A good negotiator needs not just a repertoire of strategies, tactics and techniques, but also the experience to know when and how to deploy them.
One strategy – the concession strategy – lies at the heart of every negotiation as it determines how you can manage the way a negotiation plays out. Yet the concept and the actual reality of putting it into practice seem to be difficult to match up.
It is a moveable feast of what we can and cannot accept, combined with how we manage what we need to negotiate, and a planned means, that helps us reach the end goal in a way that maximises our success. In my experience, the concession strategy is the least planned-for and most-avoided component of negotiation preparation.
As a procurement leader, it is important to ask the following questions: What do I know about our suppliers? What should I know that I don’t?
Most businesses can tell you anything you want to know about their cust

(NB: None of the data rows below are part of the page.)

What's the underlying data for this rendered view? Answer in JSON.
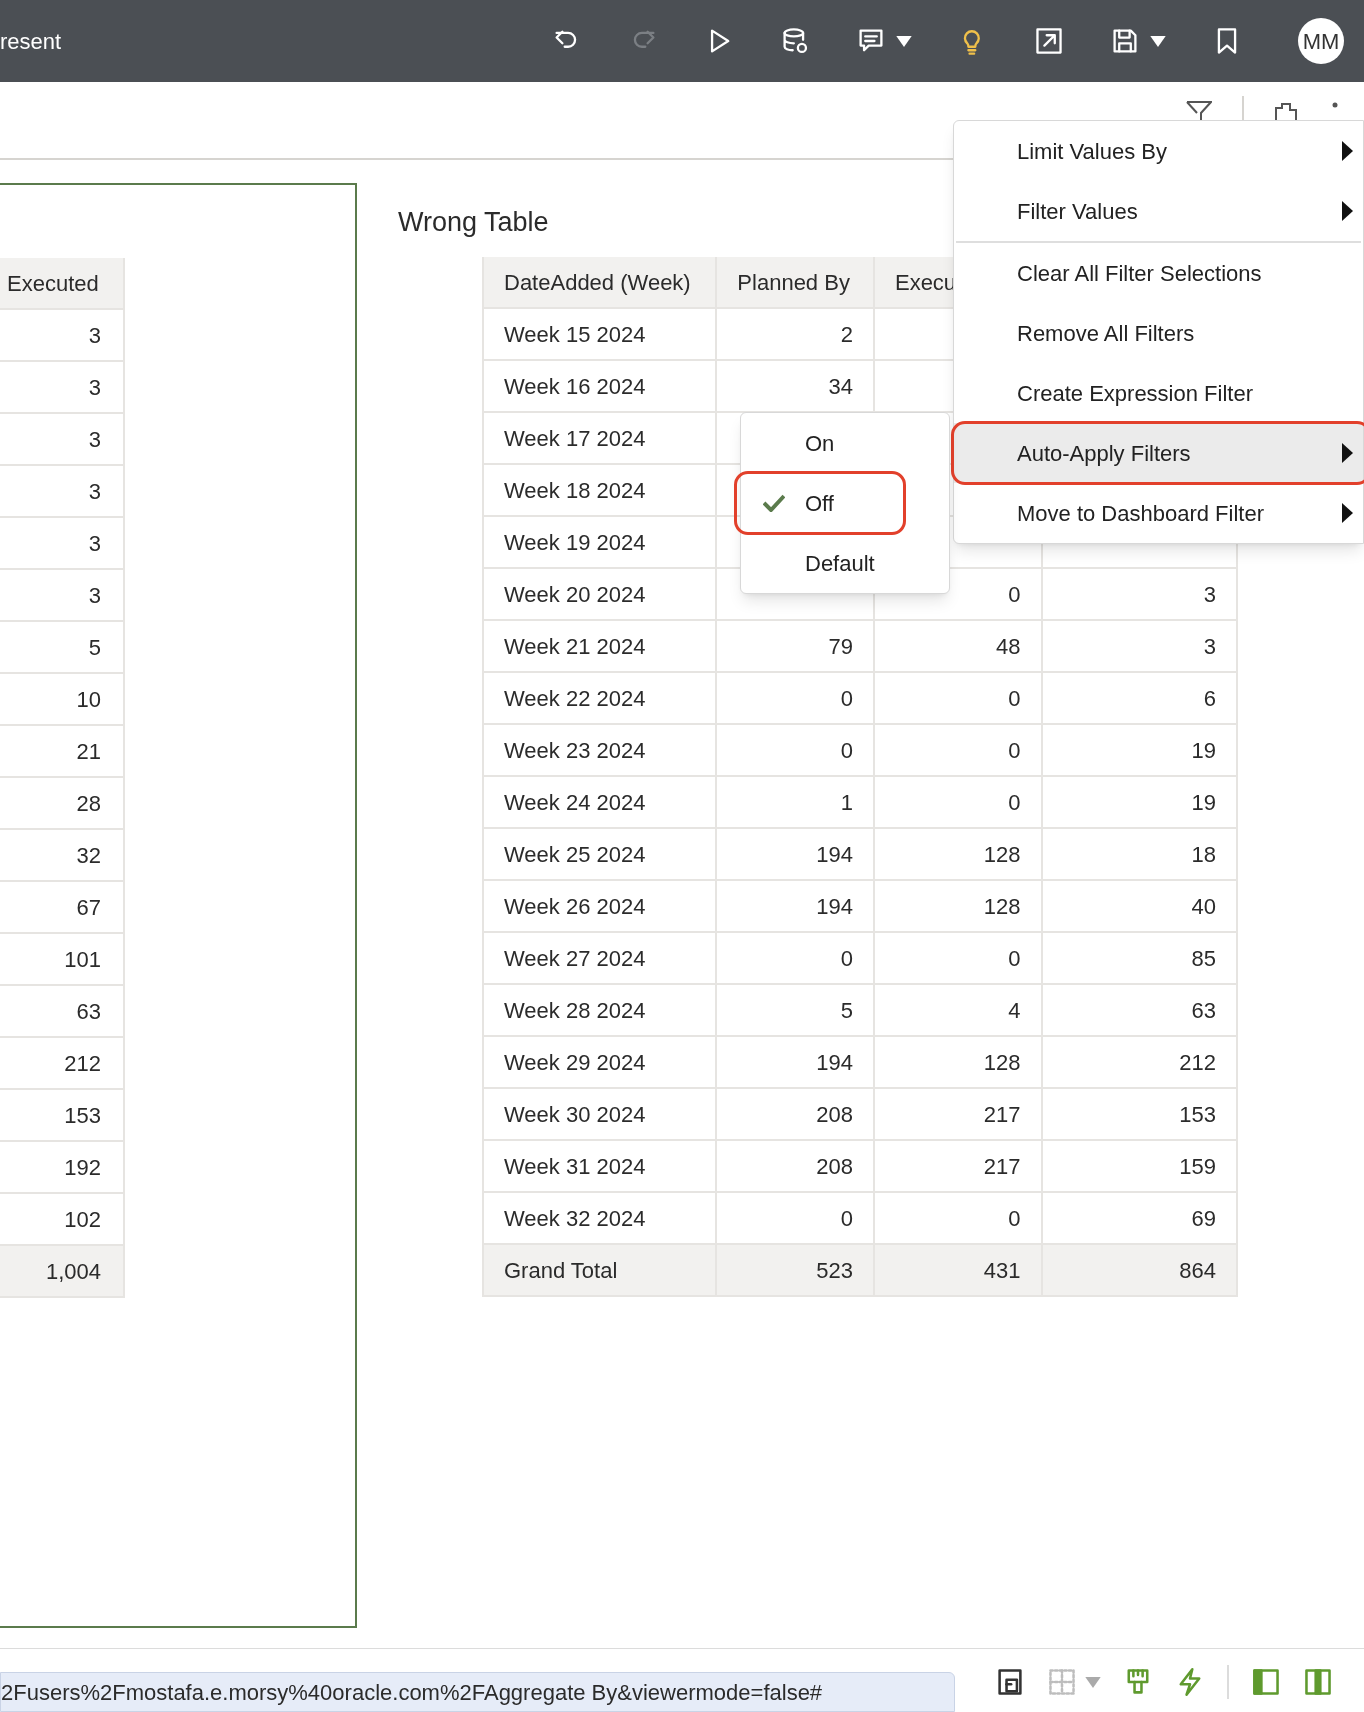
{
  "header": {
    "title": "resent",
    "toolbar": [
      {
        "kind": "undo",
        "disabled": false,
        "dropdown": false
      },
      {
        "kind": "redo",
        "disabled": true,
        "dropdown": false
      },
      {
        "kind": "play",
        "disabled": false,
        "dropdown": false
      },
      {
        "kind": "data-refresh",
        "disabled": false,
        "dropdown": false
      },
      {
        "kind": "comment",
        "disabled": false,
        "dropdown": true
      },
      {
        "kind": "bulb",
        "disabled": false,
        "dropdown": false
      },
      {
        "kind": "export",
        "disabled": false,
        "dropdown": false
      },
      {
        "kind": "save",
        "disabled": false,
        "dropdown": true
      },
      {
        "kind": "bookmark",
        "disabled": false,
        "dropdown": false
      }
    ],
    "avatar": "MM"
  },
  "left_table": {
    "columns": [
      "Executed"
    ],
    "rows": [
      "3",
      "3",
      "3",
      "3",
      "3",
      "3",
      "5",
      "10",
      "21",
      "28",
      "32",
      "67",
      "101",
      "63",
      "212",
      "153",
      "192",
      "102"
    ],
    "total": "1,004"
  },
  "wrong_table": {
    "title": "Wrong Table",
    "columns": [
      "DateAdded (Week)",
      "Planned By",
      "Execu"
    ],
    "rows": [
      [
        "Week 15 2024",
        "2",
        null,
        null
      ],
      [
        "Week 16 2024",
        "34",
        null,
        null
      ],
      [
        "Week 17 2024",
        null,
        null,
        null
      ],
      [
        "Week 18 2024",
        null,
        null,
        null
      ],
      [
        "Week 19 2024",
        null,
        null,
        null
      ],
      [
        "Week 20 2024",
        null,
        "0",
        "3"
      ],
      [
        "Week 21 2024",
        "79",
        "48",
        "3"
      ],
      [
        "Week 22 2024",
        "0",
        "0",
        "6"
      ],
      [
        "Week 23 2024",
        "0",
        "0",
        "19"
      ],
      [
        "Week 24 2024",
        "1",
        "0",
        "19"
      ],
      [
        "Week 25 2024",
        "194",
        "128",
        "18"
      ],
      [
        "Week 26 2024",
        "194",
        "128",
        "40"
      ],
      [
        "Week 27 2024",
        "0",
        "0",
        "85"
      ],
      [
        "Week 28 2024",
        "5",
        "4",
        "63"
      ],
      [
        "Week 29 2024",
        "194",
        "128",
        "212"
      ],
      [
        "Week 30 2024",
        "208",
        "217",
        "153"
      ],
      [
        "Week 31 2024",
        "208",
        "217",
        "159"
      ],
      [
        "Week 32 2024",
        "0",
        "0",
        "69"
      ]
    ],
    "total": [
      "Grand Total",
      "523",
      "431",
      "864"
    ]
  },
  "context_menu": {
    "items": [
      {
        "kind": "item",
        "label": "Limit Values By",
        "submenu": true,
        "selected": false,
        "outlined": false
      },
      {
        "kind": "item",
        "label": "Filter Values",
        "submenu": true,
        "selected": false,
        "outlined": false
      },
      {
        "kind": "divider"
      },
      {
        "kind": "item",
        "label": "Clear All Filter Selections",
        "submenu": false,
        "selected": false,
        "outlined": false
      },
      {
        "kind": "item",
        "label": "Remove All Filters",
        "submenu": false,
        "selected": false,
        "outlined": false
      },
      {
        "kind": "item",
        "label": "Create Expression Filter",
        "submenu": false,
        "selected": false,
        "outlined": false
      },
      {
        "kind": "item",
        "label": "Auto-Apply Filters",
        "submenu": true,
        "selected": true,
        "outlined": true
      },
      {
        "kind": "item",
        "label": "Move to Dashboard Filter",
        "submenu": true,
        "selected": false,
        "outlined": false
      }
    ]
  },
  "submenu": {
    "items": [
      {
        "label": "On",
        "checked": false,
        "outlined": false
      },
      {
        "label": "Off",
        "checked": true,
        "outlined": true
      },
      {
        "label": "Default",
        "checked": false,
        "outlined": false
      }
    ]
  },
  "footer": {
    "url": "2Fusers%2Fmostafa.e.morsy%40oracle.com%2FAggregate By&viewermode=false#",
    "tools": [
      {
        "kind": "page",
        "disabled": false,
        "dropdown": false
      },
      {
        "kind": "grid",
        "disabled": true,
        "dropdown": true
      },
      {
        "kind": "brush",
        "disabled": false,
        "dropdown": false
      },
      {
        "kind": "bolt",
        "disabled": false,
        "dropdown": false
      },
      {
        "kind": "panel-left",
        "disabled": false,
        "dropdown": false
      },
      {
        "kind": "panel-split",
        "disabled": false,
        "dropdown": false
      }
    ]
  }
}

omers. Not only do companies know who their customers are, organisations also know their clients’ wants and needs, purchasing patterns, risks and priorities, contract terms and committed service levels. Businesses are expected to know what a customer pays versus what they are supposed to pay, as well as which type of customer will pay more for specific items and those that will pay less. To put it simply, they understand the detailed financial implications of a change in any customer relationship.